Role of the Prefrontal Cortex in Prosocial And Self-Maximization Motivations: An rTMS study
More than a decade of neuroimaging and brain stimulation studies point to a crucial role for the right dorsolateral prefrontal cortex (rDLPFC) in prosocial behavior. The intuitive prosociality model postulates that the rDLPFC controls intuitive prosocial behavior, whereas the reflective model assumes that the rDLPFC controls selfish impulses during prosocial behavior. The intuitive prosociality model implies that the transient disruption of the rDLPFC should increase voluntary transfers in both dictator and generosity games. In contrast, the reflective model suggests that the transient disruption of the rDLPFC should decrease transfers in the dictator game, without affecting voluntary transfers in the generosity game, in which selfish motives are minimized. The aim of this paper was to compare predictions of the intuitive and reflective models using the classic dictator game and generosity game and continuous theta burst stimulation (cTBS). In this study, two groups of healthy participants (dictators) received either cTBS over the rDLPFC or right extrastriate visual areas.

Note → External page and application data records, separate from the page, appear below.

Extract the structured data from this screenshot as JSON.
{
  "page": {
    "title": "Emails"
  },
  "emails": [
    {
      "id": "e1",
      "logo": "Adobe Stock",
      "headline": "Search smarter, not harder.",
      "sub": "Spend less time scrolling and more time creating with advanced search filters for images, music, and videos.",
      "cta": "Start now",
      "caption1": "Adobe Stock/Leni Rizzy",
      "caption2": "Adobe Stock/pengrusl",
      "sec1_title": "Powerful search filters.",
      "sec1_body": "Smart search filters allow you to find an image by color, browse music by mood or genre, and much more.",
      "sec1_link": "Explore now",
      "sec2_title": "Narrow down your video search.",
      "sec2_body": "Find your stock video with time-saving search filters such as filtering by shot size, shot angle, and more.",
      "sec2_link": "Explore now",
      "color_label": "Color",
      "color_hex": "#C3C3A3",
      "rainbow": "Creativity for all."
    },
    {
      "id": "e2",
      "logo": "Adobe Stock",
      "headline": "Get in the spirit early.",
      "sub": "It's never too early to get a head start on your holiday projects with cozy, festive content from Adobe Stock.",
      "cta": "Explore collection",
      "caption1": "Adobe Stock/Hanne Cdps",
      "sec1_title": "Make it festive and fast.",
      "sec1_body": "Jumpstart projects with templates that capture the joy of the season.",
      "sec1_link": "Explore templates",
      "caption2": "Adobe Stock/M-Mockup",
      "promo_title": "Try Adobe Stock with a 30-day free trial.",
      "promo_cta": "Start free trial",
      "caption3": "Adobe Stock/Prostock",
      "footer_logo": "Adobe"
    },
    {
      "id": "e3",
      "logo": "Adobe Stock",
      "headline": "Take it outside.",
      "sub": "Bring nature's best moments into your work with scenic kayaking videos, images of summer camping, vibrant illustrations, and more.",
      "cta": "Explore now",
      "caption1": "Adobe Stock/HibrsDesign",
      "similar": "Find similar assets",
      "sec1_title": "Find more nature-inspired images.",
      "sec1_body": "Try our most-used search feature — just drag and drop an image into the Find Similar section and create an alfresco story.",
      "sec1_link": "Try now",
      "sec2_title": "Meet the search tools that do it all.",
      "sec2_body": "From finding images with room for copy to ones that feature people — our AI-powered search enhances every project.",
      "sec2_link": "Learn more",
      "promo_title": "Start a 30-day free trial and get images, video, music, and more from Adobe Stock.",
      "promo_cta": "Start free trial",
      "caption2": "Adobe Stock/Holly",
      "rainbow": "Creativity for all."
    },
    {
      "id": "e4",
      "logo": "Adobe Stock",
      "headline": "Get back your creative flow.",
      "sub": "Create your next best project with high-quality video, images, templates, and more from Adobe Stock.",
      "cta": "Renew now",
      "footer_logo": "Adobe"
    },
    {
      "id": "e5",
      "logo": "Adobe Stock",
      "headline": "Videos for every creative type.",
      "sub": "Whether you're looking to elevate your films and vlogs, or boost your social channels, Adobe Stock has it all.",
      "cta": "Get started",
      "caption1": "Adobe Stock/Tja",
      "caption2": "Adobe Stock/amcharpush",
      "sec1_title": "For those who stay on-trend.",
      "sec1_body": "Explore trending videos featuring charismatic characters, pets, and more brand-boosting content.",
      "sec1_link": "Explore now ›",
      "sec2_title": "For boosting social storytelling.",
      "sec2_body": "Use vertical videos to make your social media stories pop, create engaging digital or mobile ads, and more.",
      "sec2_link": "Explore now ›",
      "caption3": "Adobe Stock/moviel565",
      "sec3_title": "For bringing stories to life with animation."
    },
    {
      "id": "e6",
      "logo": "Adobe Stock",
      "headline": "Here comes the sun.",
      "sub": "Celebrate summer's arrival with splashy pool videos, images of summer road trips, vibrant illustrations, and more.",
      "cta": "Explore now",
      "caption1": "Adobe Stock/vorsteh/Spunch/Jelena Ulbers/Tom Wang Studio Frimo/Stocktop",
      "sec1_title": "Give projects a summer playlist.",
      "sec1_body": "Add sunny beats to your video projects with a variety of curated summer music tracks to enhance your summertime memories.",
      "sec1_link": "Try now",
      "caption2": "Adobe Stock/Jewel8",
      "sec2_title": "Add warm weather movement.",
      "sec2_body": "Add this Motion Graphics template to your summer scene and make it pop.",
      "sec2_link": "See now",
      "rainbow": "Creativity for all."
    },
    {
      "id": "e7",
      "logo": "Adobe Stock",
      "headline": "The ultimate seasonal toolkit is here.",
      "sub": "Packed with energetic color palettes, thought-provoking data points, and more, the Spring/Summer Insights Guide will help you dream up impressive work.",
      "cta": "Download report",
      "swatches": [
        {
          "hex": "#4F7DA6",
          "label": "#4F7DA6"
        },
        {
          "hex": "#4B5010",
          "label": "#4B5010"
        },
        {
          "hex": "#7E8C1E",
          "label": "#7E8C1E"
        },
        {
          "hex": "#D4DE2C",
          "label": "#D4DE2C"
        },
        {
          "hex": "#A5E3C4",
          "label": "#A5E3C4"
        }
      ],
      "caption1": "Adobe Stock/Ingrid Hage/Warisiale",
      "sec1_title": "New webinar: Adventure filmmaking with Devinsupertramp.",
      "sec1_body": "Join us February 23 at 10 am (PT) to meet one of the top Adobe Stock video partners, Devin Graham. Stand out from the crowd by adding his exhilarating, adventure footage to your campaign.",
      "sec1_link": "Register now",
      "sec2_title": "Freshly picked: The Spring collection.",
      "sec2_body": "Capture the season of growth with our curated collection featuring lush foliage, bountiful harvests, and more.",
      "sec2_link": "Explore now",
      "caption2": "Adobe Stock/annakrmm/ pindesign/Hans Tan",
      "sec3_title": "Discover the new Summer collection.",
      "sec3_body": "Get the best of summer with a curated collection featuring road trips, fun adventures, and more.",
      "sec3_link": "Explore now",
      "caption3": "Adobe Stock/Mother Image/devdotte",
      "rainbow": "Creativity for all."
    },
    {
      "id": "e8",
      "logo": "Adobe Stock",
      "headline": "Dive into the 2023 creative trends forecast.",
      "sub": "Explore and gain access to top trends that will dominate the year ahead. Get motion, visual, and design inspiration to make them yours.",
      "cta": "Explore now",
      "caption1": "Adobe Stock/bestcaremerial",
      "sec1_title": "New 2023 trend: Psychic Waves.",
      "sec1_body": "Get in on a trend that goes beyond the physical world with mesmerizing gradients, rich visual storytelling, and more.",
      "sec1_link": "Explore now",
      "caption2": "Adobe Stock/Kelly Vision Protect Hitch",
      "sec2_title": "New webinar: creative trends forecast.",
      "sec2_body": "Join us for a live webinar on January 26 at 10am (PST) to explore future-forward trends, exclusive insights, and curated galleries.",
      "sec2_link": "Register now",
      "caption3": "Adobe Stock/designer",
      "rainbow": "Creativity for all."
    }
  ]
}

As shown by the results, the transient disruption of the rDLPFC significantly promoted prosocial motives in the dictator game only, particularly in the trials with the lowest dictator’s costs. These findings partially support the notion that the rDLPFC controls intuitive prosocial behavior.